*Task to carry out*
In the data that follows, every line containing the word "JSON" should be returned.

*Provided information*
########################################

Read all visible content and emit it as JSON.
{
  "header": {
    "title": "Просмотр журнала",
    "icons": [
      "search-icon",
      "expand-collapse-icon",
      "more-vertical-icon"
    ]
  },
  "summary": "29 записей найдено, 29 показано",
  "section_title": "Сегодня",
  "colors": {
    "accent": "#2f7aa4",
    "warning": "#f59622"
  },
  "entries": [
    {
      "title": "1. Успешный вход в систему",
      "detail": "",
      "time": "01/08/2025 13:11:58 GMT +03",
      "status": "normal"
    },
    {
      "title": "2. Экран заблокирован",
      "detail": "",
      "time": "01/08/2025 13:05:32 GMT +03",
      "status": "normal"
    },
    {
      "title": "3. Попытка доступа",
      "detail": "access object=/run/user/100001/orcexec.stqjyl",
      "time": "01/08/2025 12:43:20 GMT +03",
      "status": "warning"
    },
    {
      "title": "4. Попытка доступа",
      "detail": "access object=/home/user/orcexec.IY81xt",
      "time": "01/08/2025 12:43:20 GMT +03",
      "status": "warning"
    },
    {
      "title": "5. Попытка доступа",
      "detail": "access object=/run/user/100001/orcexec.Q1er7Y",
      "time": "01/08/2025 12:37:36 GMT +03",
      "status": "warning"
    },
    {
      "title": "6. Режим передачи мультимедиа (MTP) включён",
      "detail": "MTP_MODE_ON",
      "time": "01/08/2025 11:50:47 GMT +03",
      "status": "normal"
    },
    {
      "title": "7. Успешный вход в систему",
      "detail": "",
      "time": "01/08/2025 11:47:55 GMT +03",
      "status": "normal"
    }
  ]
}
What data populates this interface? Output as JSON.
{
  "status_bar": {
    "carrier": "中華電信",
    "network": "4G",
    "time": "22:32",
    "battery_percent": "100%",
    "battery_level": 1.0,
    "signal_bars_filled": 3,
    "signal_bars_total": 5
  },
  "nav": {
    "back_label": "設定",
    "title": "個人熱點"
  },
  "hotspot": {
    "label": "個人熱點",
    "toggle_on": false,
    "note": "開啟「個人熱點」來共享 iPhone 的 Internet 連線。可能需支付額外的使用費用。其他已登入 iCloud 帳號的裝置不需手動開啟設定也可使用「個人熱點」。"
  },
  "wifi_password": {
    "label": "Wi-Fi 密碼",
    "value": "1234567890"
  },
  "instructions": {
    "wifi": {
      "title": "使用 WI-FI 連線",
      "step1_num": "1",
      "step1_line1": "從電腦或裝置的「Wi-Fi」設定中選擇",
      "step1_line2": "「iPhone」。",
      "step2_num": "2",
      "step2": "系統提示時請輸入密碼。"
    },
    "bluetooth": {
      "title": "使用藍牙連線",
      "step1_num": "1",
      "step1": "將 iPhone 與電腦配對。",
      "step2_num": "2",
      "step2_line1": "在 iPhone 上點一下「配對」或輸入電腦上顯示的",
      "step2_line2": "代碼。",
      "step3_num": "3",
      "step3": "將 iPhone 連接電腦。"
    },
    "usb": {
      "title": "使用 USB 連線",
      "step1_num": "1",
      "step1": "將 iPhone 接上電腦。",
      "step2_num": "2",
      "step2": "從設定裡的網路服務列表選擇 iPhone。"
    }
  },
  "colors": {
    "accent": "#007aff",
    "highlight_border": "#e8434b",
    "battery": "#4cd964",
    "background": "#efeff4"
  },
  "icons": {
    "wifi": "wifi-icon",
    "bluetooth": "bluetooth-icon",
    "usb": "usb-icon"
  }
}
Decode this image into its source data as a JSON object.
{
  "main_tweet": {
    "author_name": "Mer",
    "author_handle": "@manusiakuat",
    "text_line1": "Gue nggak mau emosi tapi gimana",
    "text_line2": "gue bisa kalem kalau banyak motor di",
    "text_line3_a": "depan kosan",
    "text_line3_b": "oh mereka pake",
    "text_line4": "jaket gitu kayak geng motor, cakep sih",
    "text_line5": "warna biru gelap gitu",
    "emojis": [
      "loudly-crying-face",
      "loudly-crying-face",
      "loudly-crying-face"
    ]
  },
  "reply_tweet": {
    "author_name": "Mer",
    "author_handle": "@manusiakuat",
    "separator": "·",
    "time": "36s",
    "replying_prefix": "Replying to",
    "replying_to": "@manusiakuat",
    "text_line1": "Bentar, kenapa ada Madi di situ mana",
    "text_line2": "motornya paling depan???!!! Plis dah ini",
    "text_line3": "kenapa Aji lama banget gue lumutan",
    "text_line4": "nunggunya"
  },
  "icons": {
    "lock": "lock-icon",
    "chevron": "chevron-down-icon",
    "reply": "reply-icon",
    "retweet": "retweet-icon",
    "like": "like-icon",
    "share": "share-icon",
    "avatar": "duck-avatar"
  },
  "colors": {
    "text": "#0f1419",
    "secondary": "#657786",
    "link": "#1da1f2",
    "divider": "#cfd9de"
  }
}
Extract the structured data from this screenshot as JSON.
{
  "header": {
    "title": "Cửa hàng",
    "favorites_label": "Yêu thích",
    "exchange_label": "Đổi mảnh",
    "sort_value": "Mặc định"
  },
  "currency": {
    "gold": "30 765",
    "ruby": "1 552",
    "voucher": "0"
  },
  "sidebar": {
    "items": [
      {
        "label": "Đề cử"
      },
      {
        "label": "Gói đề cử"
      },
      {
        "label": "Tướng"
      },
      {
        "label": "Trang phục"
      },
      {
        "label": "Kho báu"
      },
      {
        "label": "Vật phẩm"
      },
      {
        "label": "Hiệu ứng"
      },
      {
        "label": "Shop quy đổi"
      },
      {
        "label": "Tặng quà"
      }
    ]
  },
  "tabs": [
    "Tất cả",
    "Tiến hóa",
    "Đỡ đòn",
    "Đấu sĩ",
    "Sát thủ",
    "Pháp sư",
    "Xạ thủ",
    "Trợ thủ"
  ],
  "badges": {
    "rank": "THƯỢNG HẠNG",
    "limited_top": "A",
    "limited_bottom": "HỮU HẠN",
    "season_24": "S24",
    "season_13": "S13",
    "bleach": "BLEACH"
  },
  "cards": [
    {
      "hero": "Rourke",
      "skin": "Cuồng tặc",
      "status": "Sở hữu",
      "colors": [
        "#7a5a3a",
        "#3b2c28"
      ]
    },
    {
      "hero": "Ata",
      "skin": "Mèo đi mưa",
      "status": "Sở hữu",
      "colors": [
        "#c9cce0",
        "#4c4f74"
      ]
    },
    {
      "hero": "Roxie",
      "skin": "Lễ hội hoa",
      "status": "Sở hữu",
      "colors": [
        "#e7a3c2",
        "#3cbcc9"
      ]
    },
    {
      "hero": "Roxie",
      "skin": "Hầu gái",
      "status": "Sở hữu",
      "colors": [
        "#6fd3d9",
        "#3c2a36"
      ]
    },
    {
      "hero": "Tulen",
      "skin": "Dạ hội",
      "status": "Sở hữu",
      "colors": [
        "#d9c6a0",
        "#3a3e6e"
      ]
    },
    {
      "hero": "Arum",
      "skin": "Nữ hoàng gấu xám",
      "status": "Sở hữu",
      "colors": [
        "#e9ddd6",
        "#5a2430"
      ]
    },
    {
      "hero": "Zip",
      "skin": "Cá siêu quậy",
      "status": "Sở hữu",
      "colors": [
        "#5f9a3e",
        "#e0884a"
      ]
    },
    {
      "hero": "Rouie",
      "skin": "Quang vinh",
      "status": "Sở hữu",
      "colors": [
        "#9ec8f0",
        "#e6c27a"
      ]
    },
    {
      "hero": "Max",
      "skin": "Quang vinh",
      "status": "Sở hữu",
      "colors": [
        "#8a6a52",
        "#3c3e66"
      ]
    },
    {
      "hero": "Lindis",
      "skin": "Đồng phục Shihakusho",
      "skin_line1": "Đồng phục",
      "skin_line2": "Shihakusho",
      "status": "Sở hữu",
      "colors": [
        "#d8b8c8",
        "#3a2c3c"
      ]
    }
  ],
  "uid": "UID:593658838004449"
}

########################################

*Result for this exercise*
Read all visible content and emit it as JSON.
What data populates this interface? Output as JSON.
Decode this image into its source data as a JSON object.
Extract the structured data from this screenshot as JSON.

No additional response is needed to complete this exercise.